GlaxoSmithKline Plc’s much-maligned diabetes drug Avandia will be released from restrictions preventing sales to certain patients after U.S. regulators determined new data show the medicine doesn’t raise heart risks.
Generic drug companies will be able to publicize new safety information on a product on their own instead of waiting for their brand-name counterparts to release the information under a plan from U.S. regulators.
Vicodin and other hydrocodone-based painkillers, the most popular pharmacy drugs in the U.S., would be placed under stricter prescribing limits to curb abuse, in a policy reversal by the Food and Drug Administration.
Zogenix Inc. won approval to sell the first painkiller made of pure hydrocodone as U.S. regulators recommended restrictions on popular combination treatments with the drug.
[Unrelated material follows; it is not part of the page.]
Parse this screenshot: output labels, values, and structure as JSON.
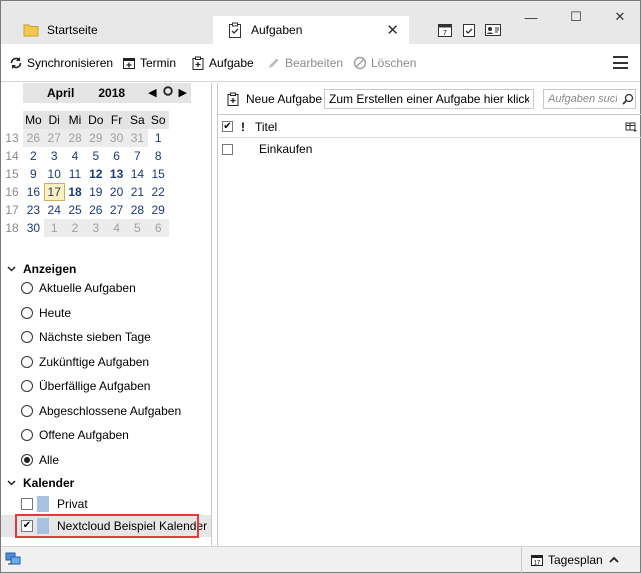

The decision helped Zogenix shares climb the most in eight months.
Drugmakers may win approval from U.S. regulators for “breakthrough” therapies after a single round of studies, rather than three, in an effort to speed them to patients, a Food and Drug Administration official said.
Half of the 21 drugs pulled from the market in the U.S. for safety reasons since 1995 involved heart complications, a finding that is spurring Congress and doctors to call for closer government review of side effects.
April Hauge, a nurse practitioner in Weimar, California, spent $500 on a genetic test for her autistic son in 2009 that led to purchasing thousands of dollars in vitamins and supplements. Impressed with the results, she’s now selling advice on the approach to others.
The Food and Drug Administration is weighing whether to let consumers buy medicines for some chronic conditions without a prescription while speeding approvals of drugs for infection, Alzheimer’s disease and rare conditions.
Drug cocktails for cancer, heart disease and other conditions may reach the U.S. market sooner under new guidelines that let companies seek approval for a combination of two or more medicines at the same time.